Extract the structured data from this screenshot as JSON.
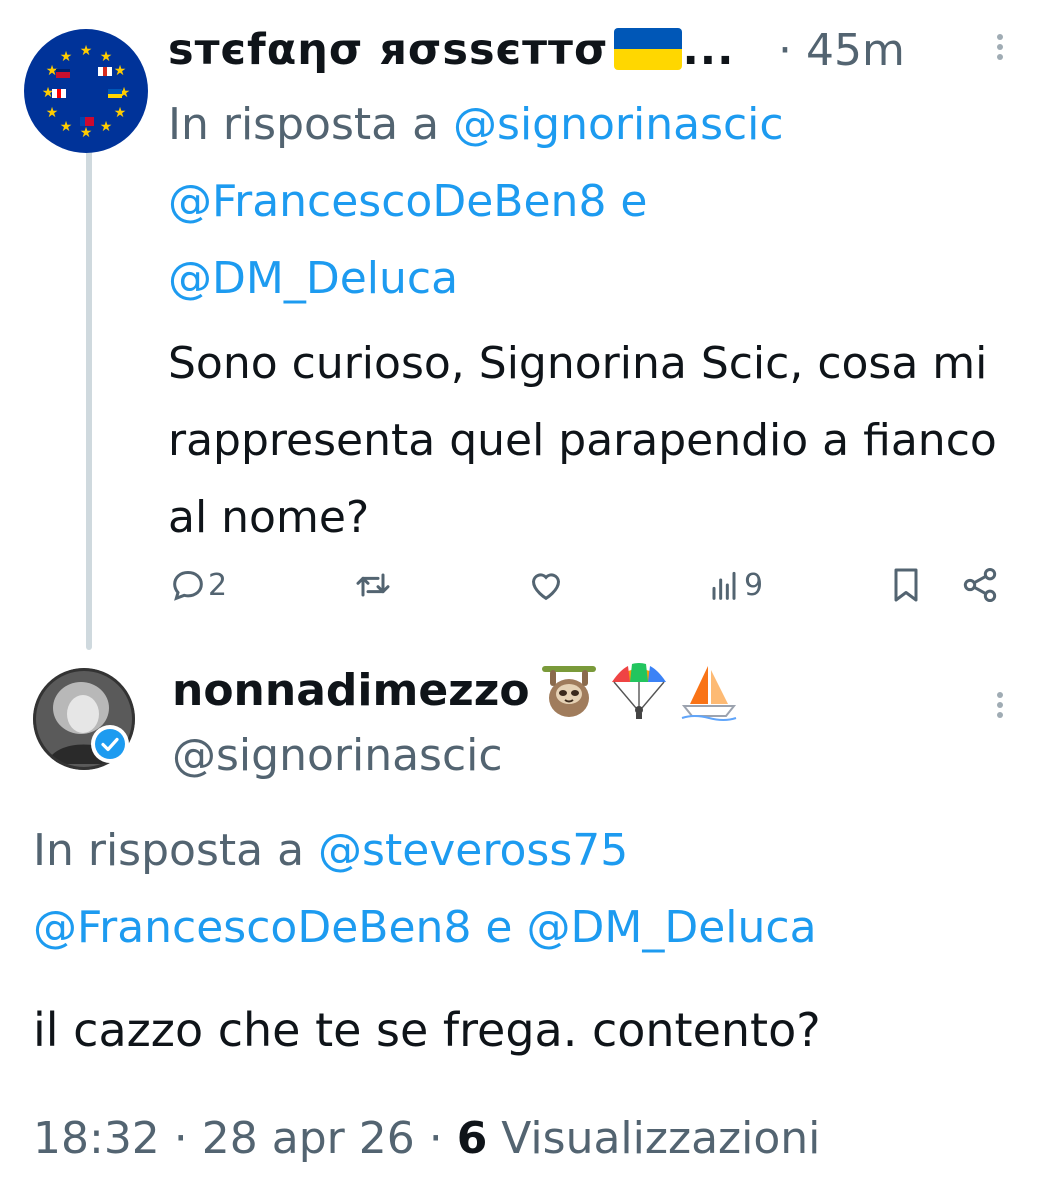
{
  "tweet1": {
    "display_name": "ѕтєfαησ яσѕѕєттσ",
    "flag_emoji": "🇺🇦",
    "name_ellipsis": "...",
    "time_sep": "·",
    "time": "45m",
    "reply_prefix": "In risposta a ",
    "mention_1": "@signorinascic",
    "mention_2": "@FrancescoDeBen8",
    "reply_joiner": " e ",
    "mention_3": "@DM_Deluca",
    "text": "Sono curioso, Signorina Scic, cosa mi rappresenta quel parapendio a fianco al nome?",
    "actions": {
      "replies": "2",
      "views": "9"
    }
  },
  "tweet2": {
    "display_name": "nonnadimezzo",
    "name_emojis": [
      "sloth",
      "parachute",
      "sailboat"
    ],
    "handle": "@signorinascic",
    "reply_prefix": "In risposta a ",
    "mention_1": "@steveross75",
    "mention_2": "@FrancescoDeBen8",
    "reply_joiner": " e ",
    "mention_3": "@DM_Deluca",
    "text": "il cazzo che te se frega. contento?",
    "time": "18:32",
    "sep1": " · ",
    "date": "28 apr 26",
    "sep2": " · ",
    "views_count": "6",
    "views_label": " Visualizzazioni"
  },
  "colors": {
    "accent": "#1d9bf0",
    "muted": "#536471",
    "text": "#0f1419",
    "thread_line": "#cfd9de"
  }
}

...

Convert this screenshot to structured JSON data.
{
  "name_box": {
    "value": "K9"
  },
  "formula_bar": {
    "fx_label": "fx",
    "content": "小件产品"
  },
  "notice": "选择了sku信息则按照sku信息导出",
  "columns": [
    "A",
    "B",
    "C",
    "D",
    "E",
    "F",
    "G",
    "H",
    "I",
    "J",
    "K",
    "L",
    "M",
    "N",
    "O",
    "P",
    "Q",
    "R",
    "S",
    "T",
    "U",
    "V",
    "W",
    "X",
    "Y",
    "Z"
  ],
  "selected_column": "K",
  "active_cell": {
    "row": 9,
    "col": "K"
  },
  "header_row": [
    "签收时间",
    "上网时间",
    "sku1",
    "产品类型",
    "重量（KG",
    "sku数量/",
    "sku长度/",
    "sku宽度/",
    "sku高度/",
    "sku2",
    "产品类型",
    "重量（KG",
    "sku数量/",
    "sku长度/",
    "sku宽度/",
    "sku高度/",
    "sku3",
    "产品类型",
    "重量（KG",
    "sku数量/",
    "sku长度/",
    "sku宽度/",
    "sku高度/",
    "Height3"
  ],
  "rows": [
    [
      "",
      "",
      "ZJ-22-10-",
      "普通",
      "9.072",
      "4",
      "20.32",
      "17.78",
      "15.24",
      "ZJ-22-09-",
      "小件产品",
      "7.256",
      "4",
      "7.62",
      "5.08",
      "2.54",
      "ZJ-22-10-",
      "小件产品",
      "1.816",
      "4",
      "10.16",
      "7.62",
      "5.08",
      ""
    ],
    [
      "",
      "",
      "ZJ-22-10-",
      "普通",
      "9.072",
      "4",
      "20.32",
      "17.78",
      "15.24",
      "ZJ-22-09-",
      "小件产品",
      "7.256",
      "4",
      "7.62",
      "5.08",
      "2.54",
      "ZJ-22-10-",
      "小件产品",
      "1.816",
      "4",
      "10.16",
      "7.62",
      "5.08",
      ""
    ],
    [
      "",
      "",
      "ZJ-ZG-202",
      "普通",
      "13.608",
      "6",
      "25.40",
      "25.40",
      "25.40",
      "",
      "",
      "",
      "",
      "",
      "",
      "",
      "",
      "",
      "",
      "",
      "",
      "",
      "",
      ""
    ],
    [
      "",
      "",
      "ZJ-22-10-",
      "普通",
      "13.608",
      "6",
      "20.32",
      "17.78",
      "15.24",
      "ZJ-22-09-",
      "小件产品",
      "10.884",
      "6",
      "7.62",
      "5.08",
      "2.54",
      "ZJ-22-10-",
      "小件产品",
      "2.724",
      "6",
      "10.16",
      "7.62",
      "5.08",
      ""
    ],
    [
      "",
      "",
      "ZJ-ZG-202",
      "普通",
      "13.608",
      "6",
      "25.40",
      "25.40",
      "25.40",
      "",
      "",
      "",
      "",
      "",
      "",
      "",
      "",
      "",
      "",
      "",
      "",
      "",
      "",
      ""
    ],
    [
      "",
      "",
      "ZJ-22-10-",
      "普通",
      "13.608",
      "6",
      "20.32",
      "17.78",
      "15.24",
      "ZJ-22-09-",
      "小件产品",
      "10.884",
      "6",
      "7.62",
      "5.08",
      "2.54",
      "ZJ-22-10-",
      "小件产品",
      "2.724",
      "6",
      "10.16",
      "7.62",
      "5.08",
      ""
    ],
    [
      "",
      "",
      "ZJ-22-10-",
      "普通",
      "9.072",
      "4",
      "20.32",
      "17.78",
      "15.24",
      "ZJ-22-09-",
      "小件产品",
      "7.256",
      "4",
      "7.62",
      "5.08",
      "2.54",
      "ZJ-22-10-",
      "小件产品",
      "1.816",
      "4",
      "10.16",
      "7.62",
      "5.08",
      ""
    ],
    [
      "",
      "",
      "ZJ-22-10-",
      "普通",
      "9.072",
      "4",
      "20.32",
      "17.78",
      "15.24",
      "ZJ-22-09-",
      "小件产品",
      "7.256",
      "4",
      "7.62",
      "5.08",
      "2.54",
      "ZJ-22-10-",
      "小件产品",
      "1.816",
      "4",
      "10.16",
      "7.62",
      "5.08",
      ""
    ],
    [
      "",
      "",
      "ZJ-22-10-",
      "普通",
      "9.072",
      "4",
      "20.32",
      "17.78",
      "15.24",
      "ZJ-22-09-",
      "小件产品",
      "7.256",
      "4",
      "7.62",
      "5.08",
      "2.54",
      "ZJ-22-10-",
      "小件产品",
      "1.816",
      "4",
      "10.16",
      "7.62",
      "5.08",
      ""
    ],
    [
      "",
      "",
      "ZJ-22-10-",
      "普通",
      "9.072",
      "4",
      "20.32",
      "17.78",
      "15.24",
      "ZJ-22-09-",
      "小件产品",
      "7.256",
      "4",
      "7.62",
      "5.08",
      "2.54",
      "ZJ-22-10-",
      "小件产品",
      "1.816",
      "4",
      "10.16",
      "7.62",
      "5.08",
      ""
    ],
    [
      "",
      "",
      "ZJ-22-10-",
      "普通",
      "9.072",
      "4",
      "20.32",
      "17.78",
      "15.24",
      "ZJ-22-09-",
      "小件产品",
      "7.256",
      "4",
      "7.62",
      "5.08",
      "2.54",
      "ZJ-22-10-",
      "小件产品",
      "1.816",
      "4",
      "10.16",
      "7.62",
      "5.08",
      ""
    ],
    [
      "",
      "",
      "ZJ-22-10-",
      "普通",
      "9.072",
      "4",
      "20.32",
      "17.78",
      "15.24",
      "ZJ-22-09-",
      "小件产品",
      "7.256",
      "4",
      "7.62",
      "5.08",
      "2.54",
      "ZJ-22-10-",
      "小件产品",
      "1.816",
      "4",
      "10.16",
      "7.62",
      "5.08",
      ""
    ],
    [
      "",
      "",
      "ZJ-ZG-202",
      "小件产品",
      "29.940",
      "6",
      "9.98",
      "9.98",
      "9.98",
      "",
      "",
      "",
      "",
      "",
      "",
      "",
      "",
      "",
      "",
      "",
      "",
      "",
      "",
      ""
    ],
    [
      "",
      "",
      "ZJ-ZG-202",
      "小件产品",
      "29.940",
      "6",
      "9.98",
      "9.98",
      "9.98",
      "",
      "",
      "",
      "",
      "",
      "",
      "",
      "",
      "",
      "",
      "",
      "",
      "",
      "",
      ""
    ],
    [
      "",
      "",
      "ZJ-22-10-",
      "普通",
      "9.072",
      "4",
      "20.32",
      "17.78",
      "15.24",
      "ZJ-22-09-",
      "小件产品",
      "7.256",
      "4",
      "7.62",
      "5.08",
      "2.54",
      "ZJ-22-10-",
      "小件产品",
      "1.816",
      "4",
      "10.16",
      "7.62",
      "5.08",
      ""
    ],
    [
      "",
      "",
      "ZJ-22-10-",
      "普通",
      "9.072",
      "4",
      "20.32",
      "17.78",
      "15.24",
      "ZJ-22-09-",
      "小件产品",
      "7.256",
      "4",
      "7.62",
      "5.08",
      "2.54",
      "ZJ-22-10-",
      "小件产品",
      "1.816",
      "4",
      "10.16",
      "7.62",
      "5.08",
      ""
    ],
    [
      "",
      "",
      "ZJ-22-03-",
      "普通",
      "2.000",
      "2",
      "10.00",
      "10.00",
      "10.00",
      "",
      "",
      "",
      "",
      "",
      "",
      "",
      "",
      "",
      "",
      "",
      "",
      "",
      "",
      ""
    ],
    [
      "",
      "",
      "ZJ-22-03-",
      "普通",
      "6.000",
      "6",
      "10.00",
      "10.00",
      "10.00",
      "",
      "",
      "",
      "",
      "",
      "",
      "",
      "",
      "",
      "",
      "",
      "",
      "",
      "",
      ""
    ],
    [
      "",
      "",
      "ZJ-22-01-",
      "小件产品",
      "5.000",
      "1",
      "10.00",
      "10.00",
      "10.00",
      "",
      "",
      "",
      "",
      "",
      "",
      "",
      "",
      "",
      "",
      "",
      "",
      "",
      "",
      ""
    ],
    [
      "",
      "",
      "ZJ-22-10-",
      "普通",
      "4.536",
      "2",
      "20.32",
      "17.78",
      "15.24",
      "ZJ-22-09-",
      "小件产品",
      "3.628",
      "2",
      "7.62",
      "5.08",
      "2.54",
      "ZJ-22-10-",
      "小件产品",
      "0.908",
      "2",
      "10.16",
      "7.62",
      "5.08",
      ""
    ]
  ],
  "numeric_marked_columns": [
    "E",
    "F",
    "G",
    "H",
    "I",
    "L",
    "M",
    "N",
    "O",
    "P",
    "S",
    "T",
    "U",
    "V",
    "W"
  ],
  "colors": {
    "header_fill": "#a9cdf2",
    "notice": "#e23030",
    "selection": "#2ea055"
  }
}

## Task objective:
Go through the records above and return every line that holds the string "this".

## Answer space:
Extract the structured data from this screenshot as JSON.
Convert this screenshot to structured JSON data.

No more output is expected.